**Exercise objective**.
Pictures aside, reproduce exactly each line from the one holding "What data populates" through the last line of the material, both ends included.

**Data**.
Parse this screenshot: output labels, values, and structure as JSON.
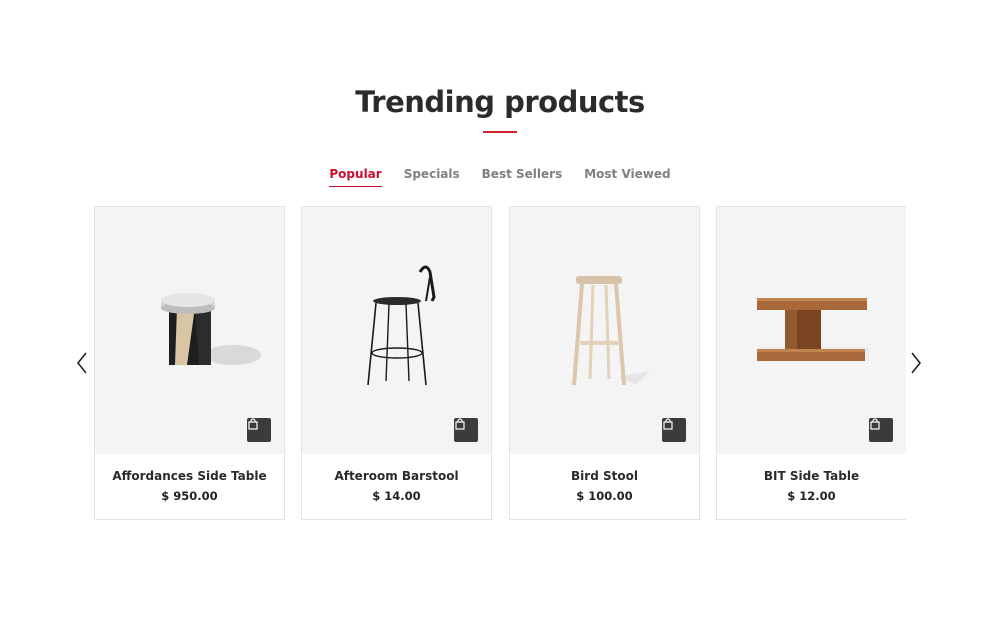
{
  "section": {
    "title": "Trending products",
    "accent_color": "#d0232b"
  },
  "tabs": [
    {
      "label": "Popular",
      "active": true
    },
    {
      "label": "Specials",
      "active": false
    },
    {
      "label": "Best Sellers",
      "active": false
    },
    {
      "label": "Most Viewed",
      "active": false
    }
  ],
  "carousel": {
    "prev_icon": "chevron-left-icon",
    "next_icon": "chevron-right-icon"
  },
  "products": [
    {
      "name": "Affordances Side Table",
      "price": "$ 950.00",
      "image": "marble-side-table",
      "cart_icon": "shopping-bag-icon"
    },
    {
      "name": "Afteroom Barstool",
      "price": "$ 14.00",
      "image": "black-metal-barstool",
      "cart_icon": "shopping-bag-icon"
    },
    {
      "name": "Bird Stool",
      "price": "$ 100.00",
      "image": "wooden-bird-stool",
      "cart_icon": "shopping-bag-icon"
    },
    {
      "name": "BIT Side Table",
      "price": "$ 12.00",
      "image": "walnut-side-table",
      "cart_icon": "shopping-bag-icon"
    }
  ]
}
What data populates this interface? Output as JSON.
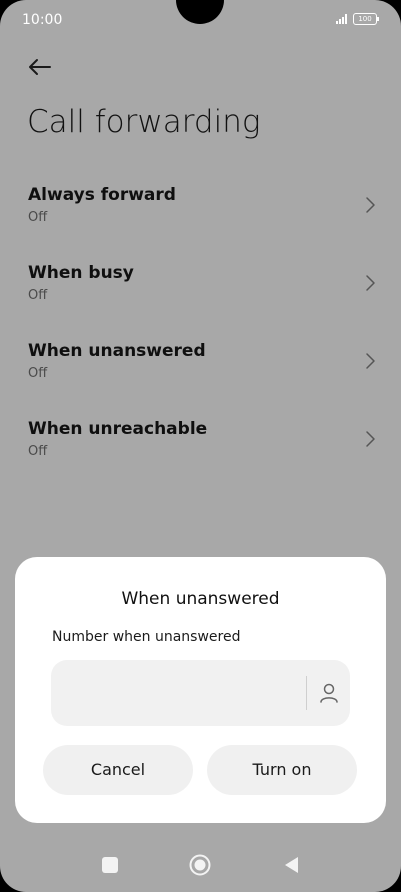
{
  "status_bar": {
    "time": "10:00",
    "battery": "100"
  },
  "header": {
    "title": "Call forwarding"
  },
  "list": {
    "items": [
      {
        "title": "Always forward",
        "status": "Off"
      },
      {
        "title": "When busy",
        "status": "Off"
      },
      {
        "title": "When unanswered",
        "status": "Off"
      },
      {
        "title": "When unreachable",
        "status": "Off"
      }
    ]
  },
  "dialog": {
    "title": "When unanswered",
    "field_label": "Number when unanswered",
    "field_value": "",
    "field_placeholder": "",
    "cancel_label": "Cancel",
    "confirm_label": "Turn on"
  },
  "icons": {
    "back": "arrow-left-icon",
    "chevron": "chevron-right-icon",
    "contact": "person-icon",
    "nav_recents": "square-icon",
    "nav_home": "circle-icon",
    "nav_back": "triangle-icon"
  },
  "colors": {
    "background_dimmed": "#a8a8a8",
    "dialog_background": "#ffffff",
    "button_background": "#f0f0f0"
  }
}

**Solved exercise**.
What data populates this interface? Output as JSON.
{
  "status_bar": {
    "time": "10:00",
    "battery": "100"
  },
  "header": {
    "title": "Call forwarding"
  },
  "list": {
    "items": [
      {
        "title": "Always forward",
        "status": "Off"
      },
      {
        "title": "When busy",
        "status": "Off"
      },
      {
        "title": "When unanswered",
        "status": "Off"
      },
      {
        "title": "When unreachable",
        "status": "Off"
      }
    ]
  },
  "dialog": {
    "title": "When unanswered",
    "field_label": "Number when unanswered",
    "field_value": "",
    "field_placeholder": "",
    "cancel_label": "Cancel",
    "confirm_label": "Turn on"
  },
  "icons": {
    "back": "arrow-left-icon",
    "chevron": "chevron-right-icon",
    "contact": "person-icon",
    "nav_recents": "square-icon",
    "nav_home": "circle-icon",
    "nav_back": "triangle-icon"
  },
  "colors": {
    "background_dimmed": "#a8a8a8",
    "dialog_background": "#ffffff",
    "button_background": "#f0f0f0"
  }
}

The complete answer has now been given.